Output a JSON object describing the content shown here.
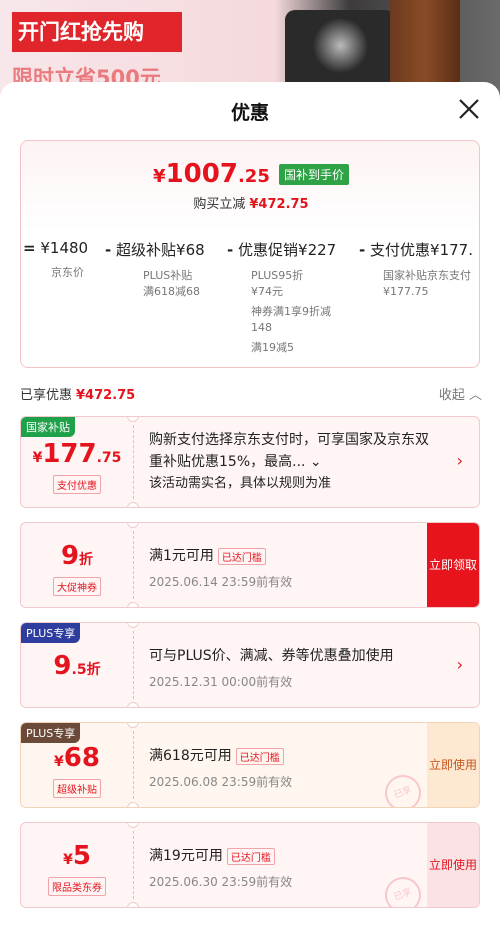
{
  "background": {
    "promo_title": "开门红抢先购",
    "promo_sub": "限时立省500元"
  },
  "sheet": {
    "title": "优惠"
  },
  "summary": {
    "final_price_int": "1007",
    "final_price_dec": ".25",
    "currency": "¥",
    "final_tag": "国补到手价",
    "bought_label": "购买立减",
    "bought_amount": "¥472.75",
    "items": [
      {
        "op": "=",
        "main_label": "",
        "main_value": "¥1480",
        "sub": [
          "京东价"
        ]
      },
      {
        "op": "-",
        "main_label": "超级补贴",
        "main_value": "¥68",
        "sub": [
          "PLUS补贴",
          "满618减68"
        ]
      },
      {
        "op": "-",
        "main_label": "优惠促销",
        "main_value": "¥227",
        "sub": [
          "PLUS95折",
          "¥74元",
          "神券满1享9折减",
          "148",
          "满19减5"
        ]
      },
      {
        "op": "-",
        "main_label": "支付优惠",
        "main_value": "¥177.",
        "sub": [
          "国家补贴京东支付",
          "¥177.75"
        ]
      }
    ]
  },
  "enjoyed": {
    "label": "已享优惠",
    "amount": "¥472.75",
    "collapse_label": "收起"
  },
  "coupons": [
    {
      "corner": "国家补贴",
      "corner_color": "#1fa14a",
      "value_int": "177",
      "value_dec": ".75",
      "value_prefix": "¥",
      "label": "支付优惠",
      "text1": "购新支付选择京东支付时，可享国家及京东双重补贴优惠15%，最高...",
      "text2": "该活动需实名，具体以规则为准"
    },
    {
      "value_int": "9",
      "value_suffix": "折",
      "label": "大促神券",
      "text1": "满1元可用",
      "gate": "已达门槛",
      "text2": "2025.06.14 23:59前有效",
      "action": "立即领取"
    },
    {
      "corner": "PLUS专享",
      "corner_color": "#2f3e9e",
      "value_int": "9",
      "value_dec": ".5",
      "value_suffix": "折",
      "text1": "可与PLUS价、满减、券等优惠叠加使用",
      "text2": "2025.12.31 00:00前有效"
    },
    {
      "corner": "PLUS专享",
      "corner_color": "#6b4a3a",
      "value_int": "68",
      "value_prefix": "¥",
      "label": "超级补贴",
      "text1": "满618元可用",
      "gate": "已达门槛",
      "text2": "2025.06.08 23:59前有效",
      "action": "立即使用",
      "stamp": "已享"
    },
    {
      "value_int": "5",
      "value_prefix": "¥",
      "label": "限品类东券",
      "text1": "满19元可用",
      "gate": "已达门槛",
      "text2": "2025.06.30 23:59前有效",
      "action": "立即使用",
      "stamp": "已享"
    }
  ],
  "colors": {
    "accent_red": "#e4141e",
    "green_tag": "#2ea245"
  }
}
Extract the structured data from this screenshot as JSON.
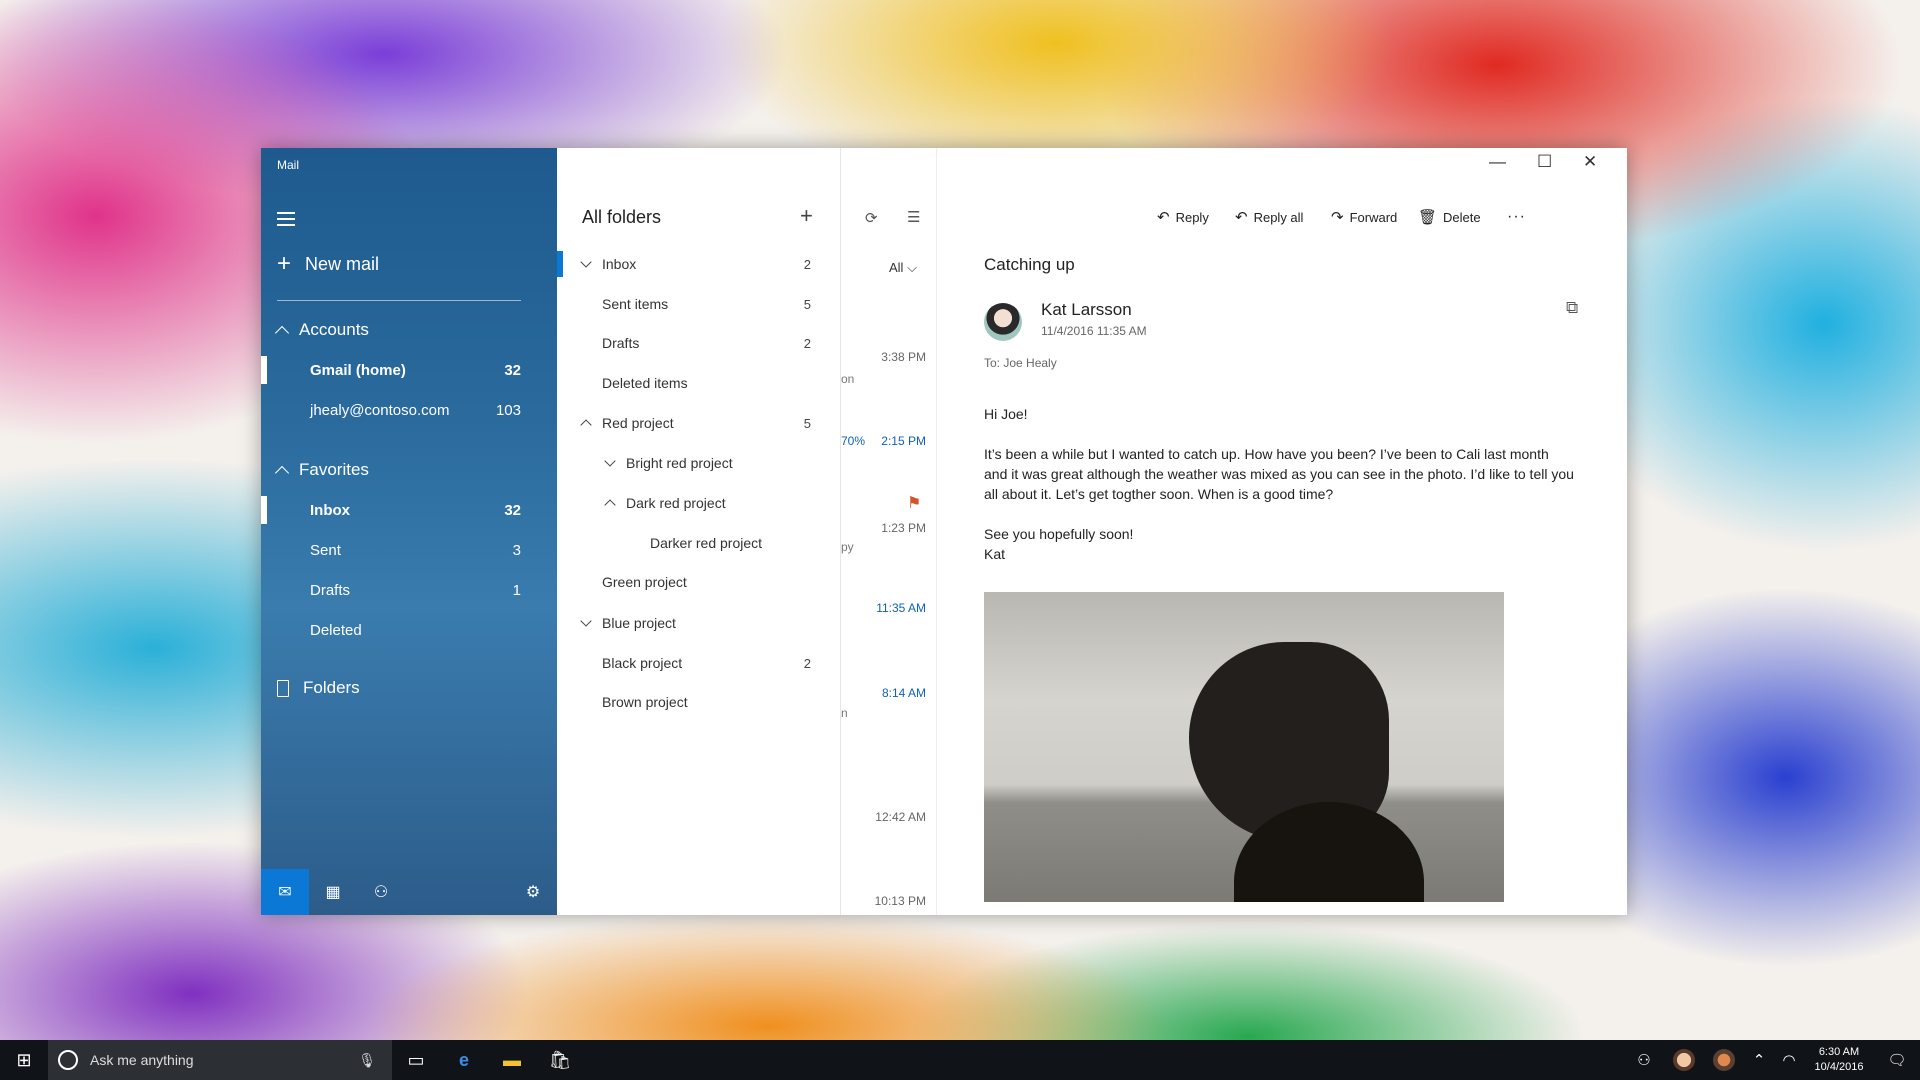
{
  "nav": {
    "title": "Mail",
    "new_mail": "New mail",
    "accounts": "Accounts",
    "account_items": [
      {
        "label": "Gmail (home)",
        "count": "32"
      },
      {
        "label": "jhealy@contoso.com",
        "count": "103"
      }
    ],
    "favorites": "Favorites",
    "favorite_items": [
      {
        "label": "Inbox",
        "count": "32"
      },
      {
        "label": "Sent",
        "count": "3"
      },
      {
        "label": "Drafts",
        "count": "1"
      },
      {
        "label": "Deleted",
        "count": ""
      }
    ],
    "folders": "Folders"
  },
  "folder_pane": {
    "header": "All folders",
    "items": [
      {
        "label": "Inbox",
        "count": "2"
      },
      {
        "label": "Sent items",
        "count": "5"
      },
      {
        "label": "Drafts",
        "count": "2"
      },
      {
        "label": "Deleted items",
        "count": ""
      },
      {
        "label": "Red project",
        "count": "5"
      },
      {
        "label": "Bright red project",
        "count": ""
      },
      {
        "label": "Dark red project",
        "count": ""
      },
      {
        "label": "Darker red project",
        "count": ""
      },
      {
        "label": "Green project",
        "count": ""
      },
      {
        "label": "Blue project",
        "count": ""
      },
      {
        "label": "Black project",
        "count": "2"
      },
      {
        "label": "Brown project",
        "count": ""
      }
    ]
  },
  "message_list": {
    "filter": "All",
    "times": [
      "3:38 PM",
      "2:15 PM",
      "1:23 PM",
      "11:35 AM",
      "8:14 AM",
      "12:42 AM",
      "10:13 PM"
    ],
    "fragments": [
      "on",
      "70%",
      "py",
      "n"
    ]
  },
  "toolbar": {
    "reply": "Reply",
    "reply_all": "Reply all",
    "forward": "Forward",
    "delete": "Delete",
    "more": "···"
  },
  "message": {
    "subject": "Catching up",
    "sender": "Kat Larsson",
    "date": "11/4/2016 11:35 AM",
    "to": "To: Joe Healy",
    "greeting": "Hi Joe!",
    "body": "It’s been a while but I wanted to catch up. How have you been? I’ve been to Cali last month and it was great although the weather was mixed as you can see in the photo. I’d like to tell you all about it. Let’s get togther soon. When is a good time?",
    "closing": "See you hopefully soon!",
    "signature": "Kat"
  },
  "taskbar": {
    "search_placeholder": "Ask me anything",
    "time": "6:30 AM",
    "date": "10/4/2016"
  },
  "colors": {
    "nav_accent": "#0a78d4",
    "selection_bar": "#0a78d4",
    "flag": "#d2552a",
    "link_time": "#1060b8"
  }
}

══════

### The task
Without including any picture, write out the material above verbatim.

### Task output
Output a JSON object describing the content shown here.
{
  "background": {
    "promo_title": "开门红抢先购",
    "promo_sub": "限时立省500元"
  },
  "sheet": {
    "title": "优惠"
  },
  "summary": {
    "final_price_int": "1007",
    "final_price_dec": ".25",
    "currency": "¥",
    "final_tag": "国补到手价",
    "bought_label": "购买立减",
    "bought_amount": "¥472.75",
    "items": [
      {
        "op": "=",
        "main_label": "",
        "main_value": "¥1480",
        "sub": [
          "京东价"
        ]
      },
      {
        "op": "-",
        "main_label": "超级补贴",
        "main_value": "¥68",
        "sub": [
          "PLUS补贴",
          "满618减68"
        ]
      },
      {
        "op": "-",
        "main_label": "优惠促销",
        "main_value": "¥227",
        "sub": [
          "PLUS95折",
          "¥74元",
          "神券满1享9折减",
          "148",
          "满19减5"
        ]
      },
      {
        "op": "-",
        "main_label": "支付优惠",
        "main_value": "¥177.",
        "sub": [
          "国家补贴京东支付",
          "¥177.75"
        ]
      }
    ]
  },
  "enjoyed": {
    "label": "已享优惠",
    "amount": "¥472.75",
    "collapse_label": "收起"
  },
  "coupons": [
    {
      "corner": "国家补贴",
      "corner_color": "#1fa14a",
      "value_int": "177",
      "value_dec": ".75",
      "value_prefix": "¥",
      "label": "支付优惠",
      "text1": "购新支付选择京东支付时，可享国家及京东双重补贴优惠15%，最高...",
      "text2": "该活动需实名，具体以规则为准"
    },
    {
      "value_int": "9",
      "value_suffix": "折",
      "label": "大促神券",
      "text1": "满1元可用",
      "gate": "已达门槛",
      "text2": "2025.06.14 23:59前有效",
      "action": "立即领取"
    },
    {
      "corner": "PLUS专享",
      "corner_color": "#2f3e9e",
      "value_int": "9",
      "value_dec": ".5",
      "value_suffix": "折",
      "text1": "可与PLUS价、满减、券等优惠叠加使用",
      "text2": "2025.12.31 00:00前有效"
    },
    {
      "corner": "PLUS专享",
      "corner_color": "#6b4a3a",
      "value_int": "68",
      "value_prefix": "¥",
      "label": "超级补贴",
      "text1": "满618元可用",
      "gate": "已达门槛",
      "text2": "2025.06.08 23:59前有效",
      "action": "立即使用",
      "stamp": "已享"
    },
    {
      "value_int": "5",
      "value_prefix": "¥",
      "label": "限品类东券",
      "text1": "满19元可用",
      "gate": "已达门槛",
      "text2": "2025.06.30 23:59前有效",
      "action": "立即使用",
      "stamp": "已享"
    }
  ],
  "colors": {
    "accent_red": "#e4141e",
    "green_tag": "#2ea245"
  }
}
Extract the structured data from this screenshot as JSON.
{
  "nav": {
    "title": "Mail",
    "new_mail": "New mail",
    "accounts": "Accounts",
    "account_items": [
      {
        "label": "Gmail (home)",
        "count": "32"
      },
      {
        "label": "jhealy@contoso.com",
        "count": "103"
      }
    ],
    "favorites": "Favorites",
    "favorite_items": [
      {
        "label": "Inbox",
        "count": "32"
      },
      {
        "label": "Sent",
        "count": "3"
      },
      {
        "label": "Drafts",
        "count": "1"
      },
      {
        "label": "Deleted",
        "count": ""
      }
    ],
    "folders": "Folders"
  },
  "folder_pane": {
    "header": "All folders",
    "items": [
      {
        "label": "Inbox",
        "count": "2"
      },
      {
        "label": "Sent items",
        "count": "5"
      },
      {
        "label": "Drafts",
        "count": "2"
      },
      {
        "label": "Deleted items",
        "count": ""
      },
      {
        "label": "Red project",
        "count": "5"
      },
      {
        "label": "Bright red project",
        "count": ""
      },
      {
        "label": "Dark red project",
        "count": ""
      },
      {
        "label": "Darker red project",
        "count": ""
      },
      {
        "label": "Green project",
        "count": ""
      },
      {
        "label": "Blue project",
        "count": ""
      },
      {
        "label": "Black project",
        "count": "2"
      },
      {
        "label": "Brown project",
        "count": ""
      }
    ]
  },
  "message_list": {
    "filter": "All",
    "times": [
      "3:38 PM",
      "2:15 PM",
      "1:23 PM",
      "11:35 AM",
      "8:14 AM",
      "12:42 AM",
      "10:13 PM"
    ],
    "fragments": [
      "on",
      "70%",
      "py",
      "n"
    ]
  },
  "toolbar": {
    "reply": "Reply",
    "reply_all": "Reply all",
    "forward": "Forward",
    "delete": "Delete",
    "more": "···"
  },
  "message": {
    "subject": "Catching up",
    "sender": "Kat Larsson",
    "date": "11/4/2016 11:35 AM",
    "to": "To: Joe Healy",
    "greeting": "Hi Joe!",
    "body": "It’s been a while but I wanted to catch up. How have you been? I’ve been to Cali last month and it was great although the weather was mixed as you can see in the photo. I’d like to tell you all about it. Let’s get togther soon. When is a good time?",
    "closing": "See you hopefully soon!",
    "signature": "Kat"
  },
  "taskbar": {
    "search_placeholder": "Ask me anything",
    "time": "6:30 AM",
    "date": "10/4/2016"
  },
  "colors": {
    "nav_accent": "#0a78d4",
    "selection_bar": "#0a78d4",
    "flag": "#d2552a",
    "link_time": "#1060b8"
  }
}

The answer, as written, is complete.